"As it stands right now, you'll be able to walk with the use of a cane." He raised the gun. "If I shoot you in the other knee, you'll spend the rest of your life on crutches."
The professor was slipping from consciousness. His jaw was trembling. "Don't shiver, damn you! Don't give him the pleasure of seeing your fear!" "In the refrigerator."
"In case"-a burst of pain shot through him-"of a fire."
The intruder raised an eyebrow. "Clever boy." He'd brought a bag along with him, a black nylon duffel, about three feet in length. He reached inside and withdrew a cylindrical object: a can of spray paint. He removed the cap, and with a skilled hand he began to paint symbols on the wall of the study. Symbols of violence. Symbols of hate. Ludicrously, the professor found himself wondering what Frau Ratzinger would say when she saw this. In his delirium, he must have murmured something aloud, because the intruder paused for a moment to examine him with a vacant stare.
When he was finished with his graffiti, the intruder returned the spray can to his duffel, then stood over the professor. The pain from the shattered bones was making Benjamin Stern hot with fever. Blackness was closing in at the edges of his vision, so that the intruder seemed to be standing at the end of a tunnel. The professor searched the ashen eyes for some sign of lunacy, but he found nothing at all but cool intelligence. This man was no racist fanatic, he thought. He was a professional.
The intruder stooped over him. "Would you like to make a last confession, Professor Stern?"
"What are you", he grimaced in pain, "talking about?"
"It's very simple. Do you wish to confess your sins?"
"You're the murderer," Benjamin Stern said deliriously.
The assassin smiled. The gun swung up again, and he fired two shots into the professor's chest. Benjamin Stern felt his body convulse but was spared further pain. He remained conscious for a few seconds, long enough to see his killer kneel down at his side and to feel the cool touch of his thumb against his damp forehead. He was mumbling something. Latin? Yes, the professor was certain of it.
"Ego te absolvo a peccatis tuis, in nomine Patris et Filii et Spiritus Sancti.
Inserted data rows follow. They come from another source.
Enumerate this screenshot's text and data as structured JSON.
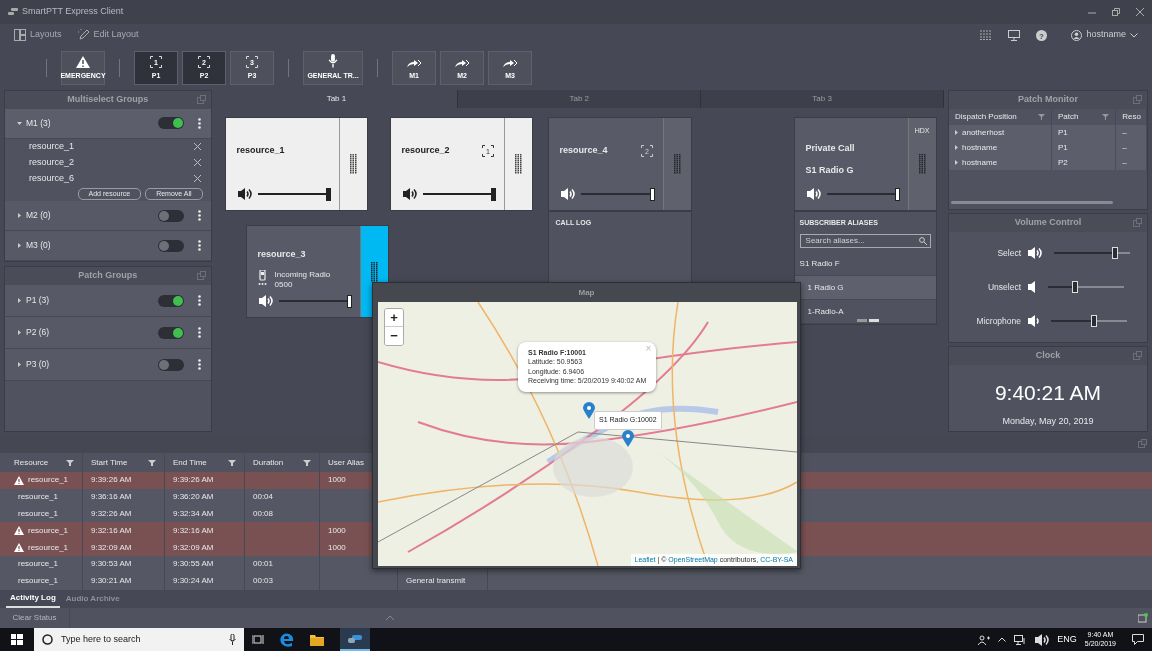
{
  "window": {
    "title": "SmartPTT Express Client"
  },
  "menu": {
    "help": "?",
    "items": [
      {
        "label": "Layouts",
        "kind": "layouts"
      },
      {
        "label": "Edit Layout",
        "kind": "edit"
      }
    ],
    "user": "hostname"
  },
  "toolbar": [
    {
      "label": "EMERGENCY",
      "kind": "emergency",
      "active": false
    },
    {
      "label": "P1",
      "kind": "patch",
      "number": "1",
      "active": true
    },
    {
      "label": "P2",
      "kind": "patch",
      "number": "2",
      "active": true
    },
    {
      "label": "P3",
      "kind": "patch",
      "number": "3",
      "active": false
    },
    {
      "label": "GENERAL TR...",
      "kind": "transmit",
      "active": false
    },
    {
      "label": "M1",
      "kind": "multiselect",
      "active": false
    },
    {
      "label": "M2",
      "kind": "multiselect",
      "active": false
    },
    {
      "label": "M3",
      "kind": "multiselect",
      "active": false
    }
  ],
  "multiselect_groups": {
    "title": "Multiselect Groups",
    "groups": [
      {
        "name": "M1 (3)",
        "expanded": true,
        "on": true,
        "members": [
          "resource_1",
          "resource_2",
          "resource_6"
        ],
        "buttons": [
          "Add resource",
          "Remove All"
        ]
      },
      {
        "name": "M2 (0)",
        "expanded": false,
        "on": false
      },
      {
        "name": "M3 (0)",
        "expanded": false,
        "on": false
      }
    ]
  },
  "patch_groups": {
    "title": "Patch Groups",
    "groups": [
      {
        "name": "P1 (3)",
        "expanded": false,
        "on": true
      },
      {
        "name": "P2 (6)",
        "expanded": false,
        "on": true
      },
      {
        "name": "P3 (0)",
        "expanded": false,
        "on": false
      }
    ]
  },
  "tabs": [
    {
      "label": "Tab 1",
      "selected": true
    },
    {
      "label": "Tab 2",
      "selected": false
    },
    {
      "label": "Tab 3",
      "selected": false
    }
  ],
  "tiles": [
    {
      "kind": "resource",
      "name": "resource_1",
      "selected": true,
      "receiving": false,
      "level": 1
    },
    {
      "kind": "resource",
      "name": "resource_2",
      "selected": true,
      "receiving": false,
      "patch": "1",
      "level": 1
    },
    {
      "kind": "resource",
      "name": "resource_4",
      "selected": false,
      "receiving": false,
      "patch": "2",
      "level": 1,
      "call_log": "CALL LOG"
    },
    {
      "kind": "private_call",
      "lines": [
        "Private Call",
        "S1 Radio G"
      ],
      "mode": "HDX",
      "selected": false,
      "receiving": false,
      "level": 1,
      "aliases": {
        "title": "SUBSCRIBER ALIASES",
        "placeholder": "Search aliases...",
        "items": [
          {
            "label": "S1 Radio F",
            "selected": false
          },
          {
            "label": "1 Radio G",
            "selected": true
          },
          {
            "label": "1-Radio-A",
            "selected": false
          }
        ]
      }
    },
    {
      "kind": "resource",
      "name": "resource_3",
      "selected": false,
      "receiving": true,
      "status": [
        "Incoming Radio",
        "0500"
      ],
      "level": 1
    }
  ],
  "map": {
    "title": "Map",
    "zoom": [
      "+",
      "−"
    ],
    "popup": {
      "title": "S1 Radio F:10001",
      "lines": [
        "Latitude: 50.9563",
        "Longitude: 6.9406",
        "Receiving time: 5/20/2019 9:40:02 AM"
      ],
      "close": "×"
    },
    "tooltip": "S1 Radio G:10002",
    "attribution": [
      {
        "text": "Leaflet",
        "link": true
      },
      {
        "text": " | © ",
        "link": false
      },
      {
        "text": "OpenStreetMap",
        "link": true
      },
      {
        "text": " contributors, ",
        "link": false
      },
      {
        "text": "CC-BY-SA",
        "link": true
      }
    ]
  },
  "patch_monitor": {
    "title": "Patch Monitor",
    "columns": [
      "Dispatch Position",
      "Patch",
      "Reso"
    ],
    "rows": [
      [
        "anotherhost",
        "P1",
        "–"
      ],
      [
        "hostname",
        "P1",
        "–"
      ],
      [
        "hostname",
        "P2",
        "–"
      ]
    ]
  },
  "volume_control": {
    "title": "Volume Control",
    "channels": [
      {
        "name": "Select",
        "level": 0.8
      },
      {
        "name": "Unselect",
        "level": 0.35
      },
      {
        "name": "Microphone",
        "level": 0.56
      }
    ]
  },
  "clock": {
    "title": "Clock",
    "time": "9:40:21 AM",
    "date": "Monday, May 20, 2019"
  },
  "activity_log": {
    "columns": [
      "Resource",
      "Start Time",
      "End Time",
      "Duration",
      "User Alias"
    ],
    "rows": [
      {
        "alert": true,
        "resource": "resource_1",
        "start": "9:39:26 AM",
        "end": "9:39:26 AM",
        "user_alias": "1000"
      },
      {
        "alert": false,
        "resource": "resource_1",
        "start": "9:36:16 AM",
        "end": "9:36:20 AM",
        "duration": "00:04"
      },
      {
        "alert": false,
        "resource": "resource_1",
        "start": "9:32:26 AM",
        "end": "9:32:34 AM",
        "duration": "00:08"
      },
      {
        "alert": true,
        "resource": "resource_1",
        "start": "9:32:16 AM",
        "end": "9:32:16 AM",
        "user_alias": "1000"
      },
      {
        "alert": true,
        "resource": "resource_1",
        "start": "9:32:09 AM",
        "end": "9:32:09 AM",
        "user_alias": "1000"
      },
      {
        "alert": false,
        "resource": "resource_1",
        "start": "9:30:53 AM",
        "end": "9:30:55 AM",
        "duration": "00:01"
      },
      {
        "alert": false,
        "resource": "resource_1",
        "start": "9:30:21 AM",
        "end": "9:30:24 AM",
        "duration": "00:03",
        "column_6": "General transmit"
      }
    ]
  },
  "bottom_tabs": [
    {
      "label": "Activity Log",
      "selected": true
    },
    {
      "label": "Audio Archive",
      "selected": false
    }
  ],
  "status_bar": {
    "button": "Clear Status"
  },
  "taskbar": {
    "search_placeholder": "Type here to search",
    "language": "ENG",
    "time": "9:40 AM",
    "date": "5/20/2019"
  }
}
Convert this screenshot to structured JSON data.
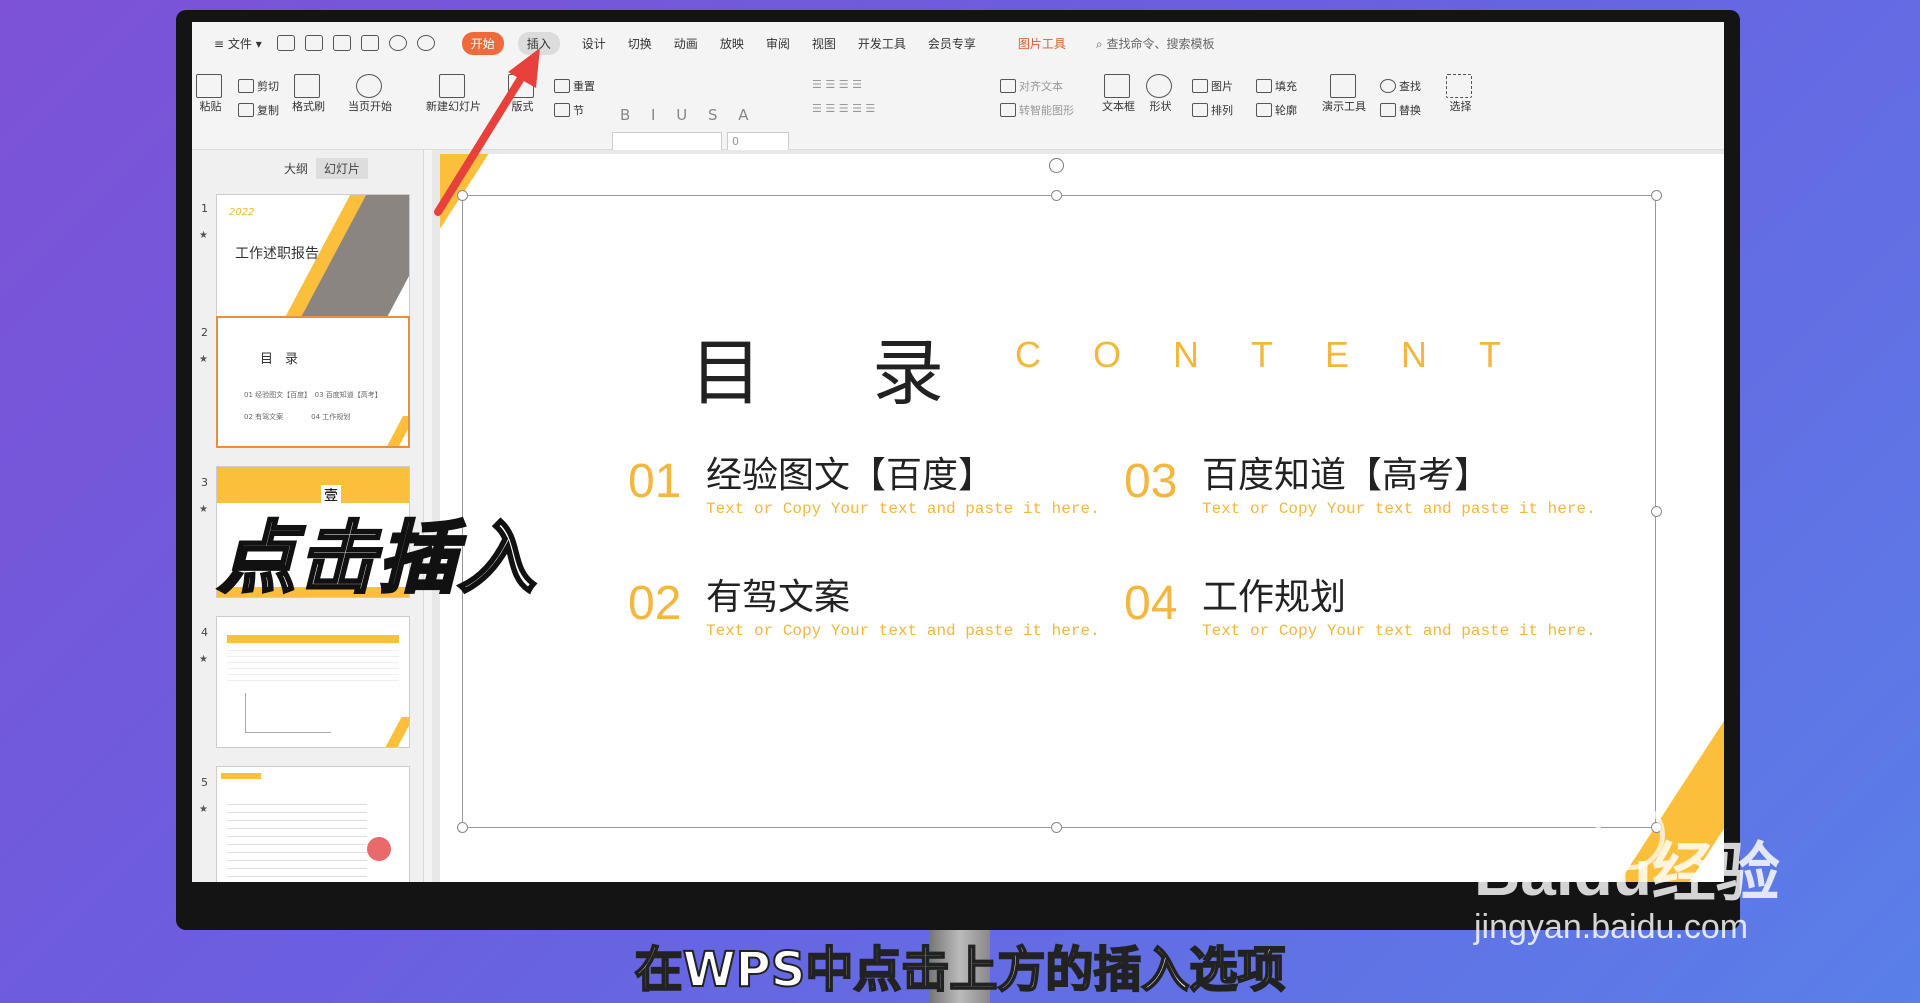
{
  "menubar": {
    "file": "文件",
    "tabs": [
      "开始",
      "插入",
      "设计",
      "切换",
      "动画",
      "放映",
      "审阅",
      "视图",
      "开发工具",
      "会员专享"
    ],
    "picture_tools": "图片工具",
    "search": "查找命令、搜索模板"
  },
  "ribbon": {
    "paste": "粘贴",
    "cut": "剪切",
    "copy": "复制",
    "format_painter": "格式刷",
    "from_current": "当页开始",
    "new_slide": "新建幻灯片",
    "layout": "版式",
    "reset": "重置",
    "section": "节",
    "font_size": "0",
    "align_text": "对齐文本",
    "smart_graphic": "转智能图形",
    "textbox": "文本框",
    "shape": "形状",
    "picture": "图片",
    "arrange": "排列",
    "fill": "填充",
    "outline": "轮廓",
    "present_tools": "演示工具",
    "find": "查找",
    "replace": "替换",
    "select": "选择"
  },
  "sidebar": {
    "tab_outline": "大纲",
    "tab_slides": "幻灯片",
    "slide_numbers": [
      "1",
      "2",
      "3",
      "4",
      "5"
    ],
    "thumb1_year": "2022",
    "thumb1_title": "工作述职报告",
    "thumb3_label": "壹"
  },
  "slide": {
    "title_cn": "目录",
    "title_en": "CONTENT",
    "items": [
      {
        "num": "01",
        "head": "经验图文【百度】",
        "sub": "Text or Copy Your text and  paste it here."
      },
      {
        "num": "02",
        "head": "有驾文案",
        "sub": "Text or Copy Your text and  paste it here."
      },
      {
        "num": "03",
        "head": "百度知道【高考】",
        "sub": "Text or Copy Your text and  paste it here."
      },
      {
        "num": "04",
        "head": "工作规划",
        "sub": "Text or Copy Your text and  paste it here."
      }
    ]
  },
  "overlay": {
    "text": "点击插入"
  },
  "caption": {
    "text": "在WPS中点击上方的插入选项"
  },
  "watermark": {
    "brand": "Baidu经验",
    "url": "jingyan.baidu.com"
  },
  "colors": {
    "accent": "#f4b63d",
    "start_tab": "#ee6a3a",
    "arrow": "#e8403a"
  }
}
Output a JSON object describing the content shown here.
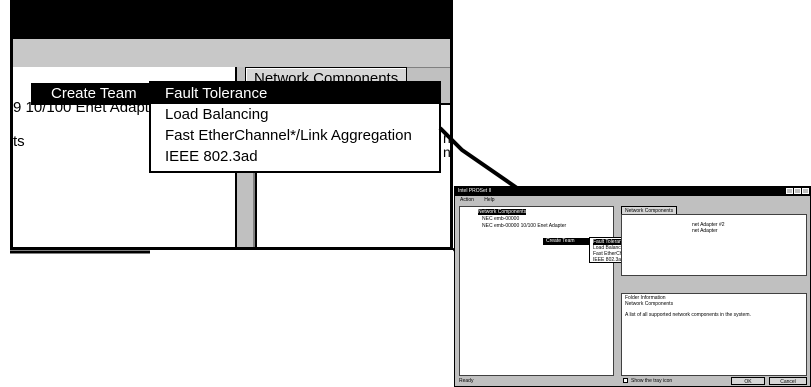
{
  "inset": {
    "tree_top_fragment": "ts",
    "context_item_label": "Create Team",
    "adapter_fragment": "9 10/100 Enet Adapt",
    "tab_label": "Network Components",
    "clipped_right_1": "ne",
    "clipped_right_2": "ne",
    "submenu": [
      {
        "label": "Fault Tolerance",
        "selected": true
      },
      {
        "label": "Load Balancing",
        "selected": false
      },
      {
        "label": "Fast EtherChannel*/Link Aggregation",
        "selected": false
      },
      {
        "label": "IEEE 802.3ad",
        "selected": false
      }
    ]
  },
  "window": {
    "title": "Intel PROSet II",
    "menu": [
      "Action",
      "Help"
    ],
    "tree_root": "Network Components",
    "tree_items": [
      "NEC emb-00000",
      "NEC emb-00000 10/100 Enet Adapter"
    ],
    "context_item": "Create Team",
    "submenu": [
      "Fault Tolerance",
      "Load Balancing",
      "Fast EtherChannel*/Link Aggregation",
      "IEEE 802.3ad"
    ],
    "tab_label": "Network Components",
    "right_items": [
      "net Adapter #2",
      "net Adapter"
    ],
    "folder_info_title": "Folder Information",
    "folder_info_name": "Network Components",
    "folder_info_desc": "A list of all supported network components in the system.",
    "status": "Ready",
    "tray_checkbox_label": "Show the tray icon",
    "ok_label": "OK",
    "cancel_label": "Cancel"
  }
}
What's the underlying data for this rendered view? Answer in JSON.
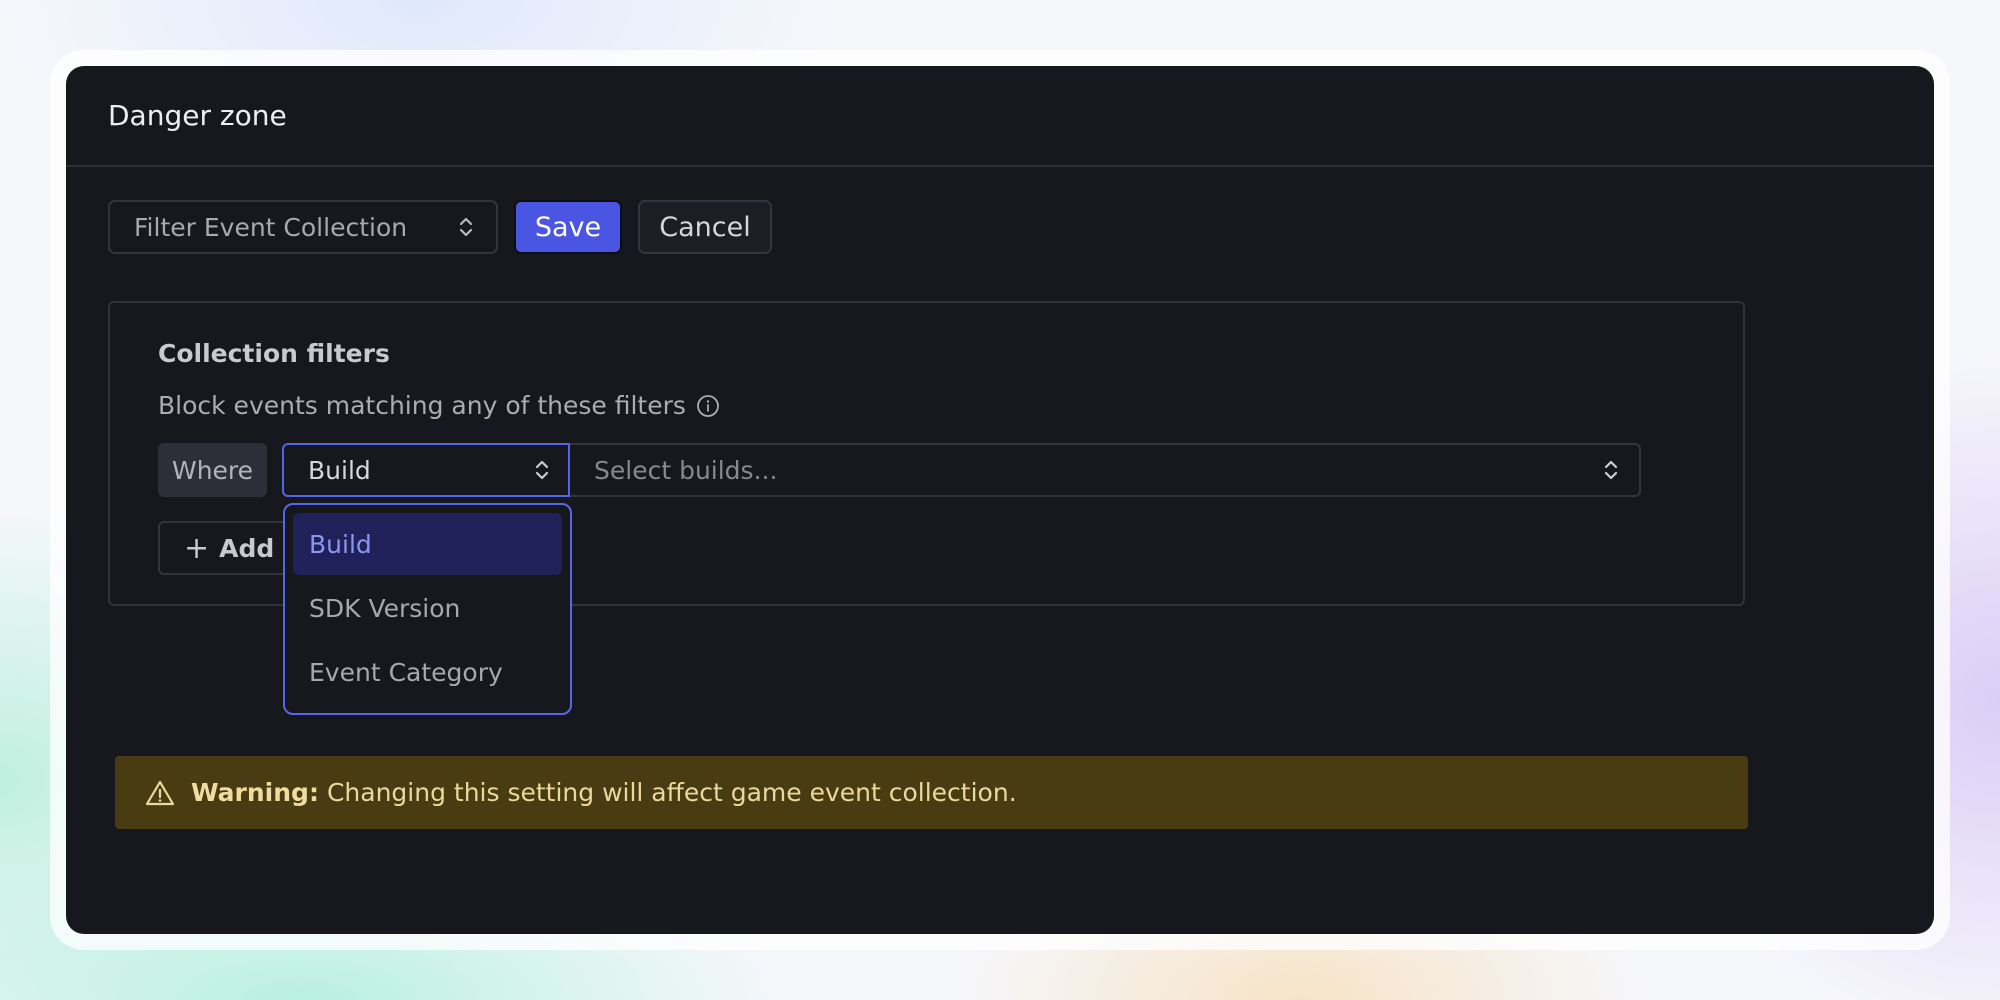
{
  "header": {
    "title": "Danger zone"
  },
  "toolbar": {
    "mode_select_value": "Filter Event Collection",
    "save_label": "Save",
    "cancel_label": "Cancel"
  },
  "filters": {
    "title": "Collection filters",
    "description": "Block events matching any of these filters",
    "where_label": "Where",
    "field_value": "Build",
    "value_placeholder": "Select builds...",
    "add_filter_label": "Add filter"
  },
  "dropdown": {
    "options": [
      {
        "label": "Build",
        "selected": true
      },
      {
        "label": "SDK Version",
        "selected": false
      },
      {
        "label": "Event Category",
        "selected": false
      }
    ]
  },
  "warning": {
    "prefix": "Warning:",
    "message": "Changing this setting will affect game event collection."
  },
  "colors": {
    "accent": "#4a56e1",
    "panel_bg": "#17181e",
    "warning_bg": "#4a3c12"
  },
  "icons": [
    "chevron-up-down-icon",
    "info-icon",
    "plus-icon",
    "warning-icon"
  ]
}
Amen."
The professor looked into his killer's eyes. "But I'm a Jew," he murmured.
"It doesn't matter," the assassin said.
Then he placed the Stechkin against the side of Benjamin Stern's head and fired one last shot.
Kenn Nesbitt is new Children's Poet Laureate(Jun 12 2013) Kenn Nesbitt has been named the new Children's Poet Laureate: Consultant in Children's Poetry to the Poetry Foundation, which noted that the two-year position...